Stop Tiptoeing Around Russia
It Is Time to End Washington’s Decades of Deference to Moscow
To the Editor:
In his portrayal of Thai Prime Minister Thaksin Shinawatra ("The Battle for Thailand," July/August 2009), Bertil Lintner appears to have been influenced by the powerful and persistent propaganda in Bangkok.
Lintner is right that Thaksin's 2003 "war on drugs" ended up being controversial and that there were instances of police excesses. But drug trafficking was a major social problem that Thaksin inherited from earlier, more tolerant administrations. And to state that "in each province, the police (and in some cases, the army) followed quotas on the minimum number of drug dealers to kill" is to give voice to mere hallucination. There were no such quotas. On the other side of the war on drugs, during the Thaksin administration, drug addicts were treated for the first time as patients, not criminals. Several hundred thousand drug addicts underwent rehabilitation instead of serving jail terms.

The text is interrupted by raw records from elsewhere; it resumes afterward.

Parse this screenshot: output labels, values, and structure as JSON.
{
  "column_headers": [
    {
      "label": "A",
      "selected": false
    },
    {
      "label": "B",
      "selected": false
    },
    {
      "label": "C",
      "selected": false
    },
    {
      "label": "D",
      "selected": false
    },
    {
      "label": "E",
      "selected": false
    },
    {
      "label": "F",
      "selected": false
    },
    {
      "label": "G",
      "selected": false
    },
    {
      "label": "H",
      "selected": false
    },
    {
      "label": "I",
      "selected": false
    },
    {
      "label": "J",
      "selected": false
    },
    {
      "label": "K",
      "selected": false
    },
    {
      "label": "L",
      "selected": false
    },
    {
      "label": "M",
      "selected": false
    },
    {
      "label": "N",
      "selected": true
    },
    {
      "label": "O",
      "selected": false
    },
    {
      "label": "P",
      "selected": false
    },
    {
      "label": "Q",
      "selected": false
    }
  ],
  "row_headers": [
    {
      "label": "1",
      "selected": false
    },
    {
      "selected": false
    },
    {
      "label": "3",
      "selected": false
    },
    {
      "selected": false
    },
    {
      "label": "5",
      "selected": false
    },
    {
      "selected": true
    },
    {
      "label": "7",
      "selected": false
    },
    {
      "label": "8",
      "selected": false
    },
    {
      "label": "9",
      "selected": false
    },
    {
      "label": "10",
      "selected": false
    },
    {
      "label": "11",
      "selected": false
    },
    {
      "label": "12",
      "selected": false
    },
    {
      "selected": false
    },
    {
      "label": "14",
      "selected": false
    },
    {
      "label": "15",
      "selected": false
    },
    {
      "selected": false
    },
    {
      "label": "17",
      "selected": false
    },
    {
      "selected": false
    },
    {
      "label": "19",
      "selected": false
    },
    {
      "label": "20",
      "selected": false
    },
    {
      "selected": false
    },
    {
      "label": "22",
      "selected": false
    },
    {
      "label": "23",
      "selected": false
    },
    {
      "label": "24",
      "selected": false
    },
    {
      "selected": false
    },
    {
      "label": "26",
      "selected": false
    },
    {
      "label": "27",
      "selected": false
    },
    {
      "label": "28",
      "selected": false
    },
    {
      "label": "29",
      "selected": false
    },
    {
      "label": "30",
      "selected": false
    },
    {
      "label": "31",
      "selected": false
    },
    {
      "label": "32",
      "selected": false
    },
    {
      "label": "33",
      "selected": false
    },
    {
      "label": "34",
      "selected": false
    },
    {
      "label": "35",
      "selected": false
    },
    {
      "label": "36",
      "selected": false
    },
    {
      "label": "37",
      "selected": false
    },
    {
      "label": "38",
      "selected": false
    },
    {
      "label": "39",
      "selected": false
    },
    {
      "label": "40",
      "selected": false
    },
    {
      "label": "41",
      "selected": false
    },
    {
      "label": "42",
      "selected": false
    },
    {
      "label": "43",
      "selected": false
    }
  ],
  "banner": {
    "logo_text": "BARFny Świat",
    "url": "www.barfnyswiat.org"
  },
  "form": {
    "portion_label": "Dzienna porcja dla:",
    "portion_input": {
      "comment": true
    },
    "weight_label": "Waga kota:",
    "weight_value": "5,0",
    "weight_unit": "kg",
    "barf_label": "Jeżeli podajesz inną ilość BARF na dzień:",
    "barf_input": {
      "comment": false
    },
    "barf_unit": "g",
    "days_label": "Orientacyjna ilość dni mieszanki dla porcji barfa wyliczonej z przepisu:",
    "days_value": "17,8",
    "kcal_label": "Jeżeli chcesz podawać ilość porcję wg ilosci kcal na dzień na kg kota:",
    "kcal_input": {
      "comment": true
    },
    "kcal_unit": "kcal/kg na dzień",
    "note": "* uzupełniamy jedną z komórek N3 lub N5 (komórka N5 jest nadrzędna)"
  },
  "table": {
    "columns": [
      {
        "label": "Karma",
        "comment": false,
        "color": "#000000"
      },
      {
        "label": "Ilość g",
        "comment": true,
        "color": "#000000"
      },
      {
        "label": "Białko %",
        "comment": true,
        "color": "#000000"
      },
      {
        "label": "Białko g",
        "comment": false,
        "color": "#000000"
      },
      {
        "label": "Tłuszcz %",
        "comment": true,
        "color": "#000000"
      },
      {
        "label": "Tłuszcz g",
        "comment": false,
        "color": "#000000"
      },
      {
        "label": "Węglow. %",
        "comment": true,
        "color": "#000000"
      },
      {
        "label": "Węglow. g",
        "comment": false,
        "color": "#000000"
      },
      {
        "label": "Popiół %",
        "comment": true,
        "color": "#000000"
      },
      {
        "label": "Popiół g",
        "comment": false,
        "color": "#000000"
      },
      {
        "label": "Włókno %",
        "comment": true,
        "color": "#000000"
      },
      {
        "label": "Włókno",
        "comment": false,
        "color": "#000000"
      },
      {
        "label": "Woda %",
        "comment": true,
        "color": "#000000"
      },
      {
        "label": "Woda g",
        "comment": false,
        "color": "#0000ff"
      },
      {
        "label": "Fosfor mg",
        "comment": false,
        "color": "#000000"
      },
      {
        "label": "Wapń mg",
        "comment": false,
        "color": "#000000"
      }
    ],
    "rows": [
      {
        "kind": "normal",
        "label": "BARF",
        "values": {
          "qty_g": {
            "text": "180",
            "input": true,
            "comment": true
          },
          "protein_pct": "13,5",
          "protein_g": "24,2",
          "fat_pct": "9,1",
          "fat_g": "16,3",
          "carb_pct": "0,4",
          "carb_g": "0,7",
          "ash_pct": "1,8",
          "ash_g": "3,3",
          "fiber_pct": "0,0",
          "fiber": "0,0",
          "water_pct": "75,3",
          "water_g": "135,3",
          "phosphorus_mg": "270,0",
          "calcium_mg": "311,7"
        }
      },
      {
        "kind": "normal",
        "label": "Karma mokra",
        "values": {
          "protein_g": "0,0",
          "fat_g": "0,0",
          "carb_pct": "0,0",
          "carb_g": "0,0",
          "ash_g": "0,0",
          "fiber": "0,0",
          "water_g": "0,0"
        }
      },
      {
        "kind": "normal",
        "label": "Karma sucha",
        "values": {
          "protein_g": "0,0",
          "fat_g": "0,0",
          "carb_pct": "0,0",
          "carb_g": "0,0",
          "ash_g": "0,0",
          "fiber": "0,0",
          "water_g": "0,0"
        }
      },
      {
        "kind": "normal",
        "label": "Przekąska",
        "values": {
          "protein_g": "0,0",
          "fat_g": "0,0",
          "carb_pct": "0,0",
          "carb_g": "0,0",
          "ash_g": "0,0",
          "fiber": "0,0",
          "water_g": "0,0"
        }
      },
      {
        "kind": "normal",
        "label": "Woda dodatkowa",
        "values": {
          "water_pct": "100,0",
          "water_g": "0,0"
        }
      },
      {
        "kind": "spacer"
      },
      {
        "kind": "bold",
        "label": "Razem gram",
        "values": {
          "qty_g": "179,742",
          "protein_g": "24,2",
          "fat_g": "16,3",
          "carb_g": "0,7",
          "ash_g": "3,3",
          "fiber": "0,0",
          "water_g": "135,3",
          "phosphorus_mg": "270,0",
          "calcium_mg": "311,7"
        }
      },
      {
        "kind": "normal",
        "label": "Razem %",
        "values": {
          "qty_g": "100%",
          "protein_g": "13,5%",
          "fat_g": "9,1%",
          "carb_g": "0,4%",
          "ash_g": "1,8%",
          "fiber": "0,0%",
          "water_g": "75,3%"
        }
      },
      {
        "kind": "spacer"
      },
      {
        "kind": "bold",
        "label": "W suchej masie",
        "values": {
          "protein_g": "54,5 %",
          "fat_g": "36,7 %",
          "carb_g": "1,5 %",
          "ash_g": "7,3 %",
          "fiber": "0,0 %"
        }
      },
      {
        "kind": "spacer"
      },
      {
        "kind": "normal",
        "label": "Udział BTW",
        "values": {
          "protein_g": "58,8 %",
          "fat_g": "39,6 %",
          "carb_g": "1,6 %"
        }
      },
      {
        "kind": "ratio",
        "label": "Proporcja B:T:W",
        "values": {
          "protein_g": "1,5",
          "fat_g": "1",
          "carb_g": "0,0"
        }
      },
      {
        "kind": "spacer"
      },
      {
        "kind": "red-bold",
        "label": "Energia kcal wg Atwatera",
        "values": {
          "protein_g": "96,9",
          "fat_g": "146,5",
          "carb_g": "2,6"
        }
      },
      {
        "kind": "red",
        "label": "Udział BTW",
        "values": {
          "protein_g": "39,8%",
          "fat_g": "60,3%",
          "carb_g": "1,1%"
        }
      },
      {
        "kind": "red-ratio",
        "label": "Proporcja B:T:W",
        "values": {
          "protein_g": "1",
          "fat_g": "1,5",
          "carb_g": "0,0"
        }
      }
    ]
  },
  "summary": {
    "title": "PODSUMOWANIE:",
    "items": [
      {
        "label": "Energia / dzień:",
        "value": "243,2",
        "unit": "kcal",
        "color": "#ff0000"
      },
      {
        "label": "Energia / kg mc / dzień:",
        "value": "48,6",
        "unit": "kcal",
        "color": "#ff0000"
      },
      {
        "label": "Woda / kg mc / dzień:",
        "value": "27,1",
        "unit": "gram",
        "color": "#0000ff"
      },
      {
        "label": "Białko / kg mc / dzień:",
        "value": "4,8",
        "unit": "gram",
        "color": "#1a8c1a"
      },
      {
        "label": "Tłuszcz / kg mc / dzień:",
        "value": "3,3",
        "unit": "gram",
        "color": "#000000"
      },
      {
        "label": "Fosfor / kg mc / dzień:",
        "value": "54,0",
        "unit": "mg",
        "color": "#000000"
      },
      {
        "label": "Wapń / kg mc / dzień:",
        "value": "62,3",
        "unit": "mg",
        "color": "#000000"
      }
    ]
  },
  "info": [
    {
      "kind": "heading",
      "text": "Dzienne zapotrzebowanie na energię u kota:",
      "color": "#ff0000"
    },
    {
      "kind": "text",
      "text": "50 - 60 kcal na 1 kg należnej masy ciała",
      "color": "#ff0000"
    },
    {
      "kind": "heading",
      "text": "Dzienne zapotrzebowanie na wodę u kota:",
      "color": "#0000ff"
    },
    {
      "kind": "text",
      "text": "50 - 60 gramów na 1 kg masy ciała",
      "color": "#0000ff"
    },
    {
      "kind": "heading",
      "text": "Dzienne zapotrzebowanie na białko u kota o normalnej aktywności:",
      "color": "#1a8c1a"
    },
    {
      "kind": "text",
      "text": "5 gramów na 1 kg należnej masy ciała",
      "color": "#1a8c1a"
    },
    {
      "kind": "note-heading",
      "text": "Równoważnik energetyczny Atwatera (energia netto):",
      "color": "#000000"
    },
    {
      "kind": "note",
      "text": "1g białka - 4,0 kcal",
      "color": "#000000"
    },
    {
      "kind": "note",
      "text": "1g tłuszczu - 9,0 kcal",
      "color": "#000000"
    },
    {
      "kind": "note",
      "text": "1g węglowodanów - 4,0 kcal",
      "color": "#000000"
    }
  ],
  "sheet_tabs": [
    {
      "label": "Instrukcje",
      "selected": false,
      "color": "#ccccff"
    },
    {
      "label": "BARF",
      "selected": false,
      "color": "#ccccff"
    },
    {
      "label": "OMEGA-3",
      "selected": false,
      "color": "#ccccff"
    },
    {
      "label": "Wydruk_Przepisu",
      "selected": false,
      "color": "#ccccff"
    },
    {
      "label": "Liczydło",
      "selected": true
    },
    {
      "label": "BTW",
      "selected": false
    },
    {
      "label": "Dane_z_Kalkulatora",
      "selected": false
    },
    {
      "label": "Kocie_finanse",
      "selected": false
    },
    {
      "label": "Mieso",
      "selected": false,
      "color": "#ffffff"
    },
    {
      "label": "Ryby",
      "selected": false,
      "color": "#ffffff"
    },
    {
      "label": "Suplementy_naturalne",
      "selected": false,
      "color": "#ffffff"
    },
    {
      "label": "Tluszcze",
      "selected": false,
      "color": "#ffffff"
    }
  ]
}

Lintner also repeats lies propagated by the executive director of the Thai Journalists Association, who wrote that "Thaksin constantly interfered with Thailand's printed and broadcast media." This, too, is untrue, and no radio station, TV program, or Web site was shut down during the Thaksin years. In fact, Thailand saw a mushrooming of new publications and radio stations. It was only after Thaksin left office that 67 Web sites were closed down and a government spokesperson announced that the authorities would jam sites considered offensive.
In 2002, one year after Thaksin took office, and in 2006, just four months prior to the coup that
forced him out, the Asian Barometer research project conducted nationwide polls in Thailand. They found that the vast majority of Thais were satisfied with the way democracy worked in Thailand and with the Thaksin government. Between 2002 and 2006, the proportion of respondents who believed that government officials were corrupt actually declined.
"If Thailand is to become truly stable," Lintner concludes, "its democratic institutions will have
to be strengthened through more grass-roots participation in the decision-making process at all levels." By decentralizing decision-making within the administration and encouraging villagers to make their own choices, this is precisely what Thaksin tried to do.
Former Minister of Justice of Thailand